Apart from this, I’ve also read the Fourteenth Finance Commission Report and I’ve written an analysis on it earlier, which can be found here. In summary, the sources that I had followed:
- Macroeconomics – NCERT
- Economic Survey and Budget for identification of different terms
NO OTHER SOURCE WHATSOEVER!! 🙂
Before answering this question, let us first take a quick look at the present formulation of the Monetary Policy.
Current Scenario: Monetary Policy of India is framed by the RBI headed by the Governor. He/She will be advised by the Deputy Governors and a Technical Advisory Committee for the Monetary Policy, but the advice rendered is not binding on the Governor.
Though the RBI doesn’t define the objectives of the monetary policy, some of them can be discerned as the following:
- Price control – inflation targeting.
- Ensuring adequate credit flow to sustain economic growth – growth targeting.
Problems with the present Monetary Policy:
- The monetary policy must go hand in hand with the fiscal policy, but often we see dissent between the two, due to the lack of adequate coordination between the government (Ministry of Finance) and the RBI. As a result the Indian economy is not realising its full potential. For example, till December 2014, the RBI refused to accept the demand of the government to lower the interest rates to stimulate the economy. Keeping aside the merits and de-merits of this decision of the RBI, the dissent between the two is evident. The government which runs on the people’s mandate should definitely have a say in the monetary policy.
- The present monetary policy holds an element of unpredictability as the guidelines of the monetary policy have not been specified. Having a predictable policy will ensure stability in the economy. Although some amount of unpredictability is required in the monetary policy, the present system swings far too much towards unpredictability.
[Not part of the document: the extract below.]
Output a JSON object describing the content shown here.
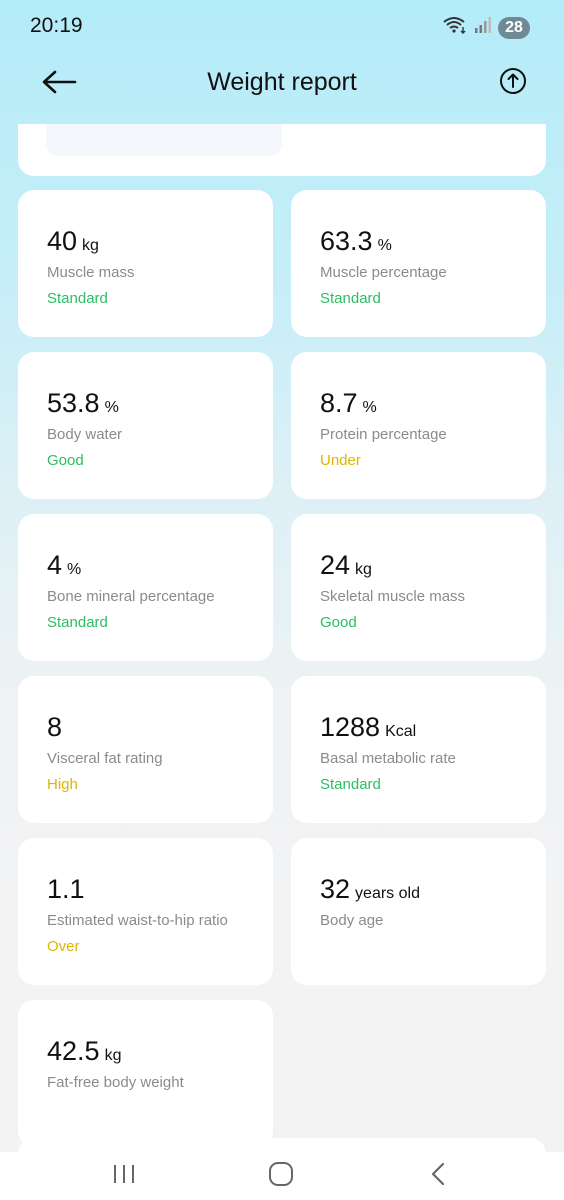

For example, the the RBI refused to lower the interest rates until Jan 2015 despite the industrial expectations of an early cut (as the inflation got tamed since June 2014).
- Also there is no adequate transparency and accountability in the formulation of the monetary policy. This needs to be addressed to improve the governance in the formulation of the monetary policy.
- Recently, the RBI accepted Urjit Patel Committee’s recommendation of adopting CPI as the nominal anchor of the monetary policy. This makes sense at a time when India is fighting the inflation, but this doesn’t make sense in the long term.
It is in this regard, several committees like Financial Sector Legislative Reforms Committee (FSLRC) and Urjit Patel Committee, have recommended the establishment of a Monetary Policy Committee to formulate the monetary policy. The monetary policy shall be formulated by this committee on the basis of majority vote and they shall be held accountable.
Composition of Monetary Policy recommended by FSLRC:
- Chairman (Governor)
- Deputy Chairman (Dt. Governor)
- 5 External full time members to be appointed by the RBI.
- 2 of them must be appointed after seeking the opinion of RBI.
- 1 representative from the government with no voting rights.
Composition of Monetary Policy recommended by Urjit Patel Committee:
- Dt. Governor
- Executive Director of the monetary policy
- 2 External full time members appointed by the RBI
Since Urjit Patel Committee was constituted by the RBI, its recommendations ensure the domination of RBI in the monetary policy 😉
No doubt, there should be greater convergence between the monetary policy and the fiscal policy. For this it would be more appropriate to ensure that the government has a say in the formulation of the monetary policy as it will ensure that the concerns of the government backed by public mandate are addressed in the formulation of the monetary policy. In this regard, the recommendations of the FSLRC would be more appropriate to be implemented.
So, yes, the government should have a say in the formulation of the Monetary Policy.